▶ How to complete this task
Among the entries beneath this sentence, how many lines include the word "Phillips"? Only the number is wanted.

──────── Given records ────────

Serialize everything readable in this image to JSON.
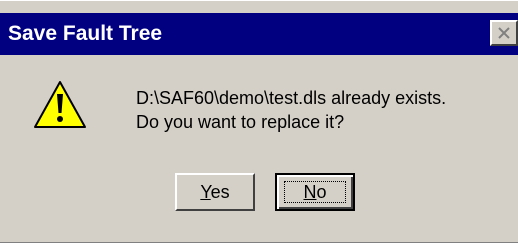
{
  "window": {
    "title": "Save Fault Tree"
  },
  "message": {
    "line1": "D:\\SAF60\\demo\\test.dls already exists.",
    "line2": "Do you want to replace it?"
  },
  "buttons": {
    "yes": {
      "mnemonic": "Y",
      "rest": "es"
    },
    "no": {
      "mnemonic": "N",
      "rest": "o"
    }
  },
  "icons": {
    "warning": "warning-icon",
    "close": "close-icon"
  },
  "colors": {
    "titlebar": "#000080",
    "dialog_bg": "#d4d0c8",
    "warning_yellow": "#ffff00"
  }
}
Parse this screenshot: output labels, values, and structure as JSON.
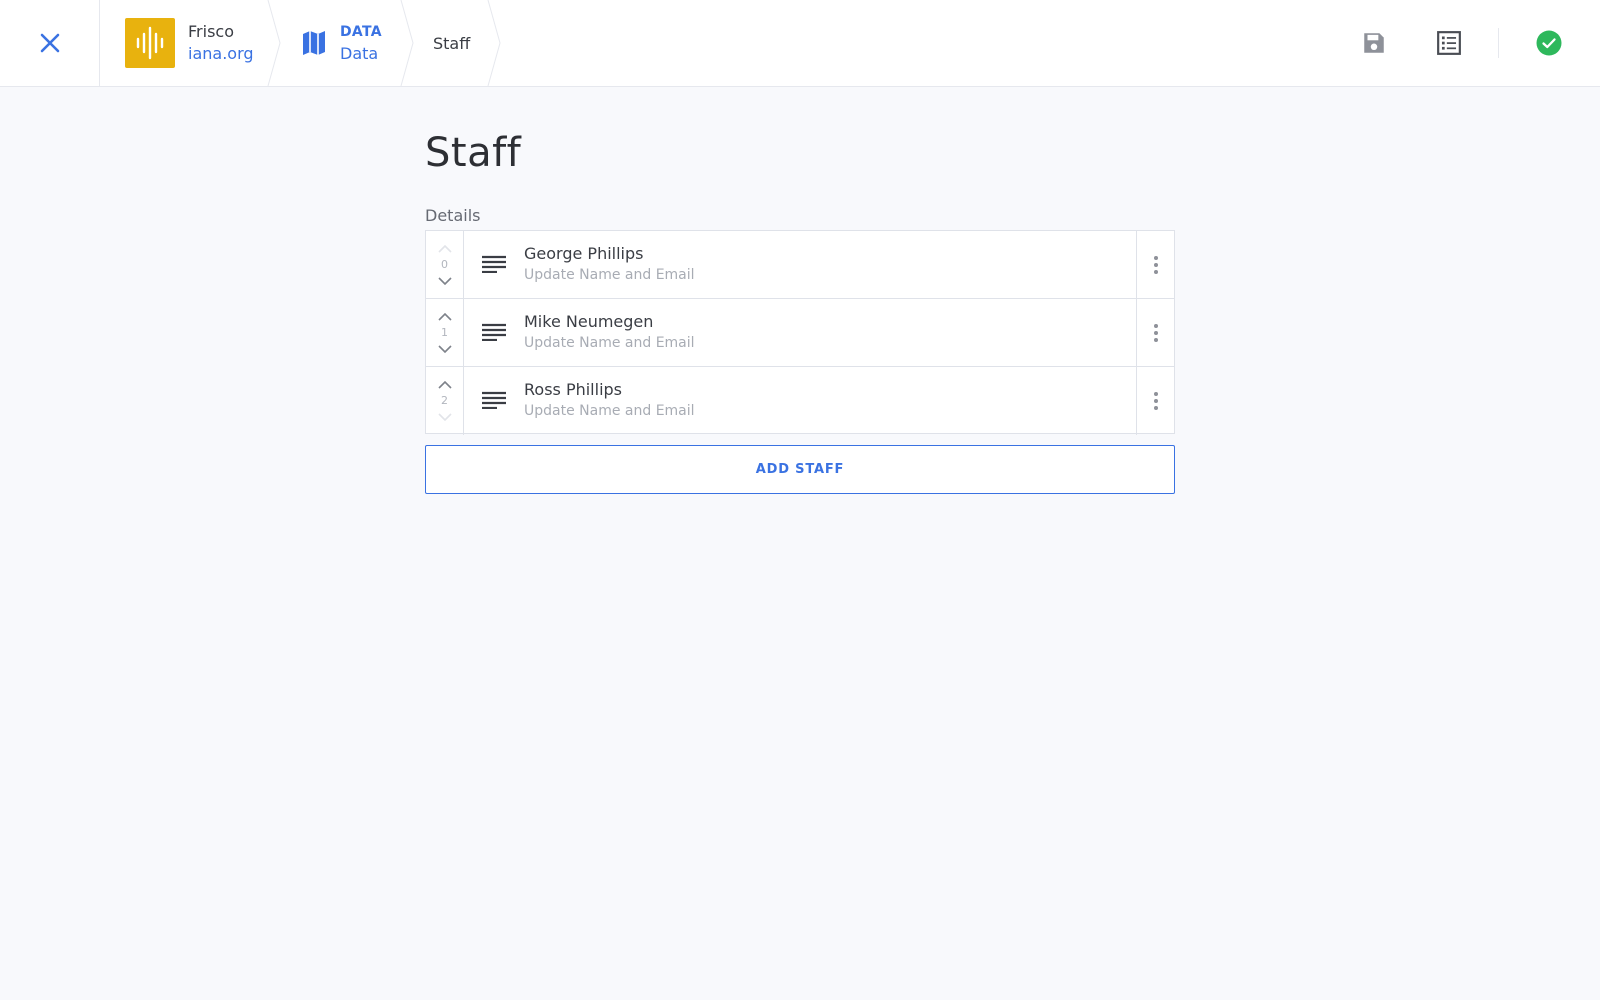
{
  "header": {
    "site": {
      "name": "Frisco",
      "domain": "iana.org"
    },
    "collection": {
      "type": "DATA",
      "name": "Data"
    },
    "current_page": "Staff"
  },
  "main": {
    "title": "Staff",
    "section_label": "Details",
    "items": [
      {
        "index": "0",
        "name": "George Phillips",
        "subtitle": "Update Name and Email"
      },
      {
        "index": "1",
        "name": "Mike Neumegen",
        "subtitle": "Update Name and Email"
      },
      {
        "index": "2",
        "name": "Ross Phillips",
        "subtitle": "Update Name and Email"
      }
    ],
    "add_button_label": "ADD STAFF"
  },
  "colors": {
    "accent": "#3a72e2",
    "logo": "#e8b20e",
    "success": "#2eb85c"
  },
  "icons": [
    "close-icon",
    "site-logo-icon",
    "map-icon",
    "save-icon",
    "list-view-icon",
    "check-circle-icon",
    "chevron-up-icon",
    "chevron-down-icon",
    "lines-icon",
    "more-vertical-icon"
  ]
}
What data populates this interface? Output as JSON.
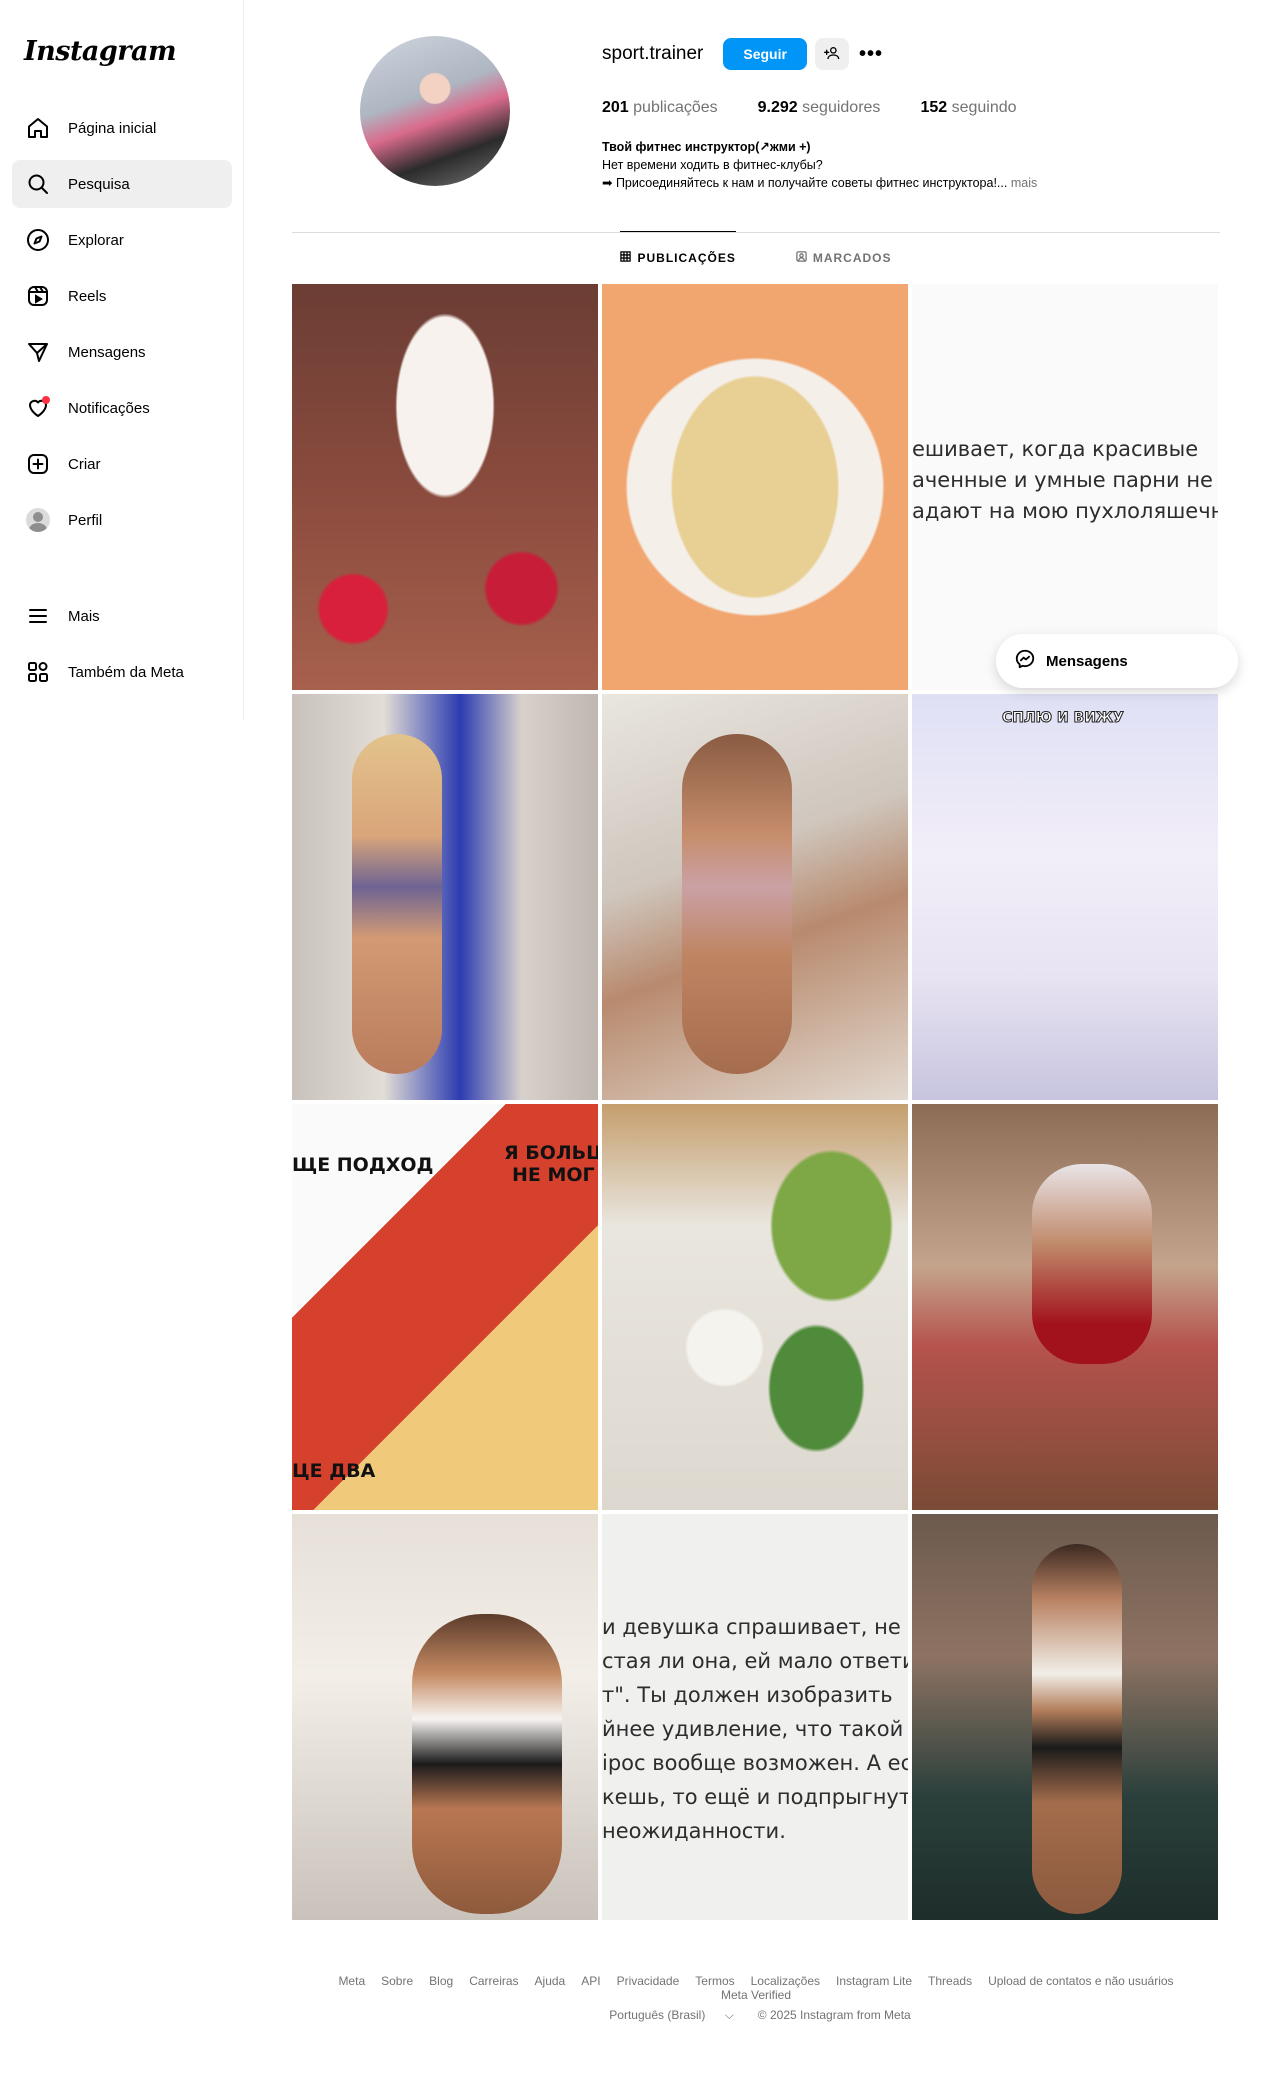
{
  "app": {
    "logo": "Instagram"
  },
  "sidebar": {
    "items": [
      {
        "label": "Página inicial",
        "icon": "home-icon"
      },
      {
        "label": "Pesquisa",
        "icon": "search-icon",
        "active": true
      },
      {
        "label": "Explorar",
        "icon": "compass-icon"
      },
      {
        "label": "Reels",
        "icon": "reels-icon"
      },
      {
        "label": "Mensagens",
        "icon": "send-icon"
      },
      {
        "label": "Notificações",
        "icon": "heart-icon"
      },
      {
        "label": "Criar",
        "icon": "plus-square-icon"
      },
      {
        "label": "Perfil",
        "icon": "avatar"
      }
    ],
    "bottom": [
      {
        "label": "Mais",
        "icon": "menu-icon"
      },
      {
        "label": "Também da Meta",
        "icon": "meta-apps-icon"
      }
    ]
  },
  "profile": {
    "username": "sport.trainer",
    "follow_label": "Seguir",
    "stats": {
      "posts_count": "201",
      "posts_label": "publicações",
      "followers_count": "9.292",
      "followers_label": "seguidores",
      "following_count": "152",
      "following_label": "seguindo"
    },
    "bio": {
      "name": "Твой фитнес инструктор(↗жми +)",
      "line1": "Нет времени ходить в фитнес-клубы?",
      "line2": "➡ Присоединяйтесь к нам и получайте советы фитнес инструктора!...",
      "more": "mais"
    }
  },
  "tabs": [
    {
      "label": "PUBLICAÇÕES",
      "icon": "grid-icon",
      "active": true
    },
    {
      "label": "MARCADOS",
      "icon": "tag-icon"
    }
  ],
  "posts": {
    "p3_text": [
      "ешивает, когда красивые",
      "аченные и умные парни не",
      "адают на мою пухлоляшечно"
    ],
    "p6_title": "СПЛЮ И ВИЖУ",
    "p7_text1": "ЩЕ ПОДХОД",
    "p7_text2a": "Я БОЛЬШ",
    "p7_text2b": "НЕ МОГ",
    "p7_text3": "ЦЕ ДВА",
    "p11_text": [
      "и девушка спрашивает, не",
      "стая ли она, ей мало ответи",
      "т\". Ты должен изобразить",
      "йнее удивление, что такой",
      "ipoc вообще возможен. А есл",
      "кешь, то ещё и подпрыгнуть",
      "неожиданности."
    ]
  },
  "messages_float": {
    "label": "Mensagens"
  },
  "footer": {
    "links": [
      "Meta",
      "Sobre",
      "Blog",
      "Carreiras",
      "Ajuda",
      "API",
      "Privacidade",
      "Termos",
      "Localizações",
      "Instagram Lite",
      "Threads",
      "Upload de contatos e não usuários",
      "Meta Verified"
    ],
    "language": "Português (Brasil)",
    "copyright": "© 2025 Instagram from Meta"
  },
  "colors": {
    "primary_button": "#0095f6",
    "notification_dot": "#ff3040",
    "active_nav_bg": "#efefef"
  }
}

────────

▶ Written solution
2